Earlier today Jefferies reported another quarter in which its Fixed Income revenue could best be described as dismal: Fixed Income posted a nominal $8.4 million in revenue: a whopping 83% collapse from the already subdued $48.6 million a year ago.  The biggest irony is that while other banks are clamoring to be allowed to "prop trade" again, Jefferies which has had the green light to do just that as it never got an FDIC bailout and remains the only sizable pure-play investment bank, just got crushed precisely due to its junk bond prop trading.

China Unleashes Perfect Storm Of Bad News Prompting Stock Market Plunge

From witch hunts to corporate defaults to abysmal data, Friday marked a rather unceremonious end to the week for China, as a veritable perfect storm of bad news sent the SHCOMP reeling. Unfortunately for China's day trading masses the plunge protection team was, like Guotai Junan International Holdings’ CEO Yim Fung, "missing" in action.

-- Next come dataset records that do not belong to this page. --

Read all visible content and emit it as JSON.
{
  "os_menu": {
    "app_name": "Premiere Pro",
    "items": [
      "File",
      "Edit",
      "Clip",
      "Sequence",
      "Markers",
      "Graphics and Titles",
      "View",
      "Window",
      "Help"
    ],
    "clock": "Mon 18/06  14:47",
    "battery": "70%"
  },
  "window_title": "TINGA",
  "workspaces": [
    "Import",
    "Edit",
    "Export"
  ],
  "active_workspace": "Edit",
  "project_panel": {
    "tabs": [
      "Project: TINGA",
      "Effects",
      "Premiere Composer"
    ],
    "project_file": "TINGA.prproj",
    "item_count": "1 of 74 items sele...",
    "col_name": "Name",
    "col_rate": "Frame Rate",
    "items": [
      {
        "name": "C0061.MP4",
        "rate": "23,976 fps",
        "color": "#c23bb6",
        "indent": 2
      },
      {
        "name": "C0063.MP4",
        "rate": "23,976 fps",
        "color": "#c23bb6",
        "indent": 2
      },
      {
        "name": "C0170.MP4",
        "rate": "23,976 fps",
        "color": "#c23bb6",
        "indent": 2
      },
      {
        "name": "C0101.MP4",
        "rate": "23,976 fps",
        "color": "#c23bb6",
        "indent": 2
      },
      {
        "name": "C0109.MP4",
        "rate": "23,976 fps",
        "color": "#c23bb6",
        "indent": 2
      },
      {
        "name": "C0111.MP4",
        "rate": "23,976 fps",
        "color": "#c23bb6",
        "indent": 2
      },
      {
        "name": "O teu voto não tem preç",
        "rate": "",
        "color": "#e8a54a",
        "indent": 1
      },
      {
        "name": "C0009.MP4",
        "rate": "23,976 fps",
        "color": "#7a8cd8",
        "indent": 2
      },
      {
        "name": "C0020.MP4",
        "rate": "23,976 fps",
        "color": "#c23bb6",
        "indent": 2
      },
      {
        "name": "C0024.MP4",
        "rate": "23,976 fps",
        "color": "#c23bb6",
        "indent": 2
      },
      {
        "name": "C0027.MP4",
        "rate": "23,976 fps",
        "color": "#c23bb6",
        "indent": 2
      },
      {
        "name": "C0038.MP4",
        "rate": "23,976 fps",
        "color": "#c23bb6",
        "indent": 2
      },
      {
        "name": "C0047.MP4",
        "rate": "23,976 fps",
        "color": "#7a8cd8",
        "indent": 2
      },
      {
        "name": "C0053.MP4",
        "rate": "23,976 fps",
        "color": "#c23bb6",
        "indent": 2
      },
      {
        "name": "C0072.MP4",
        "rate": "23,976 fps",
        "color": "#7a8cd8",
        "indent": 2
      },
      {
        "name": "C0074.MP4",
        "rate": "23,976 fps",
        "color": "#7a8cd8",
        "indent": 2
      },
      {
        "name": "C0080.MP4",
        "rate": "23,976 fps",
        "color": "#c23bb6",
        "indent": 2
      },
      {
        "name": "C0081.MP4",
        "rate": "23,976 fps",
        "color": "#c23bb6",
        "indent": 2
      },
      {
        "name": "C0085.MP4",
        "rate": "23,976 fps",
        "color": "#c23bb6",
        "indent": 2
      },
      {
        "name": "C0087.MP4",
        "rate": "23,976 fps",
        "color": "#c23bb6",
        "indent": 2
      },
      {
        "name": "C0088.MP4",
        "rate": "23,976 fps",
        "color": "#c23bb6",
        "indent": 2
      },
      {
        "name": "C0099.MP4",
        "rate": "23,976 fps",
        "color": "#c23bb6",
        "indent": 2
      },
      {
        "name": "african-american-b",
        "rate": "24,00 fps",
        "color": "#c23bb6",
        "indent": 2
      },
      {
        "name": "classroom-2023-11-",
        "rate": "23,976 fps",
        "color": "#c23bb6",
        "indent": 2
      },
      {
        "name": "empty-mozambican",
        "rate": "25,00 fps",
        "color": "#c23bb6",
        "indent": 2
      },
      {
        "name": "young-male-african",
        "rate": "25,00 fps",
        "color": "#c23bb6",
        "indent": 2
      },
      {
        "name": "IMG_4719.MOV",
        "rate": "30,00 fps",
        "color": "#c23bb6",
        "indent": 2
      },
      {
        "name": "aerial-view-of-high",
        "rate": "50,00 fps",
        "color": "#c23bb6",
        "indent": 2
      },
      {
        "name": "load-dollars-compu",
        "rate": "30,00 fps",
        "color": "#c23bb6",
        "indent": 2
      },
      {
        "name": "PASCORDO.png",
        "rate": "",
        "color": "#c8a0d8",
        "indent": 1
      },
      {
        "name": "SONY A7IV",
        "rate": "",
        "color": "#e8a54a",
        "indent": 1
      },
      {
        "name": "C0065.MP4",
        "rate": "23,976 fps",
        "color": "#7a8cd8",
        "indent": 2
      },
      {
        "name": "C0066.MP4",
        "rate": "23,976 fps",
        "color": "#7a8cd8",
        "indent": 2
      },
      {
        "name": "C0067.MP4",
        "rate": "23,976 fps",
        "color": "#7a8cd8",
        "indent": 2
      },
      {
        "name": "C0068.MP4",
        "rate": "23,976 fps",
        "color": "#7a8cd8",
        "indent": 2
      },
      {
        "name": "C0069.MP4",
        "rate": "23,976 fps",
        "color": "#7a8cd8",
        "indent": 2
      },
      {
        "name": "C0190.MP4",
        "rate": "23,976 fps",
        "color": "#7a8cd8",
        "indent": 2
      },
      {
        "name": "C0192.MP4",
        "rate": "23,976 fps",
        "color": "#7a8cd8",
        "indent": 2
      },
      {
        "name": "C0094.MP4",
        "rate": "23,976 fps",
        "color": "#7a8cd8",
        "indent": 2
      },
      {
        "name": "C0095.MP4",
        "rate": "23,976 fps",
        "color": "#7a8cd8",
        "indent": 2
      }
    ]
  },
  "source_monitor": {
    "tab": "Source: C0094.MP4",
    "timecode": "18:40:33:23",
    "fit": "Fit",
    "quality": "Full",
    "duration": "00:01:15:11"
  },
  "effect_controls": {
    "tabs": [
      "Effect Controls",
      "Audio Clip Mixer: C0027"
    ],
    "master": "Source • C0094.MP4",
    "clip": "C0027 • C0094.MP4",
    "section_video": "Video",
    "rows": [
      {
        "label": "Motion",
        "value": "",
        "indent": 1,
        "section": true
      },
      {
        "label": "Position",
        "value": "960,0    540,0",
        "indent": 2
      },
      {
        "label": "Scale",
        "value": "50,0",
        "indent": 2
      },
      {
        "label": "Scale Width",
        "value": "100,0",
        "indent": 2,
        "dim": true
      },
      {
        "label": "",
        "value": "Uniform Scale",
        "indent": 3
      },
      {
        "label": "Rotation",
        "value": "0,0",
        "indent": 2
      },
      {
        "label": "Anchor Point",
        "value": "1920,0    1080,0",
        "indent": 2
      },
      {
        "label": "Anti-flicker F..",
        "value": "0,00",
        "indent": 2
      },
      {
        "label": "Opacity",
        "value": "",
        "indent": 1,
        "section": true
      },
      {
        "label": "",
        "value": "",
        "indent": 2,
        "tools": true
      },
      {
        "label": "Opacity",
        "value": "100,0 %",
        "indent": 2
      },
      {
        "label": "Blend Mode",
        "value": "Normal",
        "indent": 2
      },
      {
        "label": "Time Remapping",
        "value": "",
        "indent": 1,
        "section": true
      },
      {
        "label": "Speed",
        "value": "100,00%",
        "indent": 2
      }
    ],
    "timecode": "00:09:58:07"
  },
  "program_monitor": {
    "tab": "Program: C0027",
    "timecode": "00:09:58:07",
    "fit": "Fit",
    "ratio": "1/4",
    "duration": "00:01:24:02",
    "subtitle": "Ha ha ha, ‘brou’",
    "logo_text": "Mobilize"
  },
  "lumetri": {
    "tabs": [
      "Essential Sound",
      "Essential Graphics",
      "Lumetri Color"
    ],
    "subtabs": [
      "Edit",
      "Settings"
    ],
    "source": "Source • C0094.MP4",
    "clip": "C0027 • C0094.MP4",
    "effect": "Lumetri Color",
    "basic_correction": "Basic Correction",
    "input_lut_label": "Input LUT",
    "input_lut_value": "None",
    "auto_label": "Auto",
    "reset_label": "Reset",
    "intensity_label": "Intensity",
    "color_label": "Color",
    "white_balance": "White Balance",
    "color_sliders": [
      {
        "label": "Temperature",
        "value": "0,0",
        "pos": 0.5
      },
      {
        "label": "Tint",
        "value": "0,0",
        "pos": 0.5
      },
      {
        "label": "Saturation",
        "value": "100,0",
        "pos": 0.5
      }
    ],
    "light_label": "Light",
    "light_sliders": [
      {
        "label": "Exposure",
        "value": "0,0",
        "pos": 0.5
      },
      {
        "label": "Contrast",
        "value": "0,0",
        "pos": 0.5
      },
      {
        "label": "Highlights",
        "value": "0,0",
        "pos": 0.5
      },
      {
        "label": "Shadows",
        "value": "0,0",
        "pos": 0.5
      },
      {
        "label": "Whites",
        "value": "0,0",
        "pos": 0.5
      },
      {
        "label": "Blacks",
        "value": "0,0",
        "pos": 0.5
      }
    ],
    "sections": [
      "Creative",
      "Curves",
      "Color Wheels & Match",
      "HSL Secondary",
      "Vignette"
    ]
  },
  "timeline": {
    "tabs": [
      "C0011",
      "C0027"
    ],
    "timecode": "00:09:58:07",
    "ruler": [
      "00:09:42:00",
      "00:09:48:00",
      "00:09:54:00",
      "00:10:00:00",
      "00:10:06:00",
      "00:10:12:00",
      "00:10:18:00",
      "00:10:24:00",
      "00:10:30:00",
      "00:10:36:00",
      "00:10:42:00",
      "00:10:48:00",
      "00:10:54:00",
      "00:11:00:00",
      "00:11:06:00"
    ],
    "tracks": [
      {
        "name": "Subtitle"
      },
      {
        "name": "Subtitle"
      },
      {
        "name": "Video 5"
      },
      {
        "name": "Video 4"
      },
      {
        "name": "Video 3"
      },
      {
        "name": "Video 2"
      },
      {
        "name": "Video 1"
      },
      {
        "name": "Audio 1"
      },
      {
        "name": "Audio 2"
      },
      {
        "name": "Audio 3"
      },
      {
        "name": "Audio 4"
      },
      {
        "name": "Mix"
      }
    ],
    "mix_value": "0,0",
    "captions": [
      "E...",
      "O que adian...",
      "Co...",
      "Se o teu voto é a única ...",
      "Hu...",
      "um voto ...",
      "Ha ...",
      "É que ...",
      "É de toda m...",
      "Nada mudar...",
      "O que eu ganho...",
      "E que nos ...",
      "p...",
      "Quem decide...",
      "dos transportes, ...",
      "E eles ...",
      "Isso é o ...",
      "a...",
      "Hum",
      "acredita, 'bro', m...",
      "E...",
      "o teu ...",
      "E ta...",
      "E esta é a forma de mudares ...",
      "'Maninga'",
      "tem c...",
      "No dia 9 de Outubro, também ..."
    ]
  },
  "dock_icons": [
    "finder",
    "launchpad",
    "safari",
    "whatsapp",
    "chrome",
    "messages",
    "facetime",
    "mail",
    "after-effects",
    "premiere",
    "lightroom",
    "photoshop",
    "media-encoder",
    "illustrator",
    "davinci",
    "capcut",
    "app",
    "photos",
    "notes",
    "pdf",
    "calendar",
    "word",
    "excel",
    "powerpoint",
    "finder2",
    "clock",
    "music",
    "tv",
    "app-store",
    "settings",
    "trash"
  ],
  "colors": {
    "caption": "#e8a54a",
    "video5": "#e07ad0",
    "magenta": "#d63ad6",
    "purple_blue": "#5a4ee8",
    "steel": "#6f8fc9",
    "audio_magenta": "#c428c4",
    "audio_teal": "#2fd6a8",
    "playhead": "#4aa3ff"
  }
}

How We Got Here: The Fed Warned Itself In 1979, Then Spent Four Decades Intentionally Avoiding The Topic

At least parts of the Fed all the way back in 1979 appreciated how Greenspan and Bernanke’s “global savings glut” was a joke. Rather than follow that inquiry to a useful line of policy, monetary officials instead just let it all go into the ether of, from their view, trivial history. But the true disaster lies not just in that intentional ignorance but rather how orthodox economists and policymakers were acutely aware there was “something” amiss about money especially by the 1990’s. Because these dots to connect were so close together the only reasonable conclusion for this discrepancy is ideology alone. Economists were so bent upon creating monetary “rules” by which to control the economy that they refused recognition of something so immense because it would disqualify their very effort.

Morgan Stanley Q3 Earnings Crash, Revenues Miss By $1.2 Billion; Volatility And Burst Chinese Stock Bubble Blamed

While the big TBTF banks managed to hide much of their ugly balance sheet exposure, and prevent it from hitting the income statement in Q3 as reported previously, while covering up prop trading losses as well as they possibly could, the banks without trillions in deposits were less able to do so: first it was Jefferies, then Goldman posted its worst quarter in years, and now here comes the bank also known as Margin Stanley, which moments ago reported Q3 EPS of $0.34, which even if adjusted for various "one-time" items, at $0.48, not only missed consensus of $0.63 wildly, but it also missed the lowest range of the estimate range ($0.53-$0.70).

Goldman Suffers Terrible Quarter After FICC, Prop Trading Revenues Plunge; Banker Comp At Five Year Lows

Once again, Jefferies' one-month early glimpse at Wall Street trading revenues proved to be spot on. After the boutique mid-market banks reported a total collapse in fixed income trading revenues (which ended up negative following massive charge offs), everyone was looking at the biggest hedge fund among the TBTF banks - Goldman Sachs - to see just how bad the trading environment really is. The answer came moments ago, and the answer is bad. Very bad.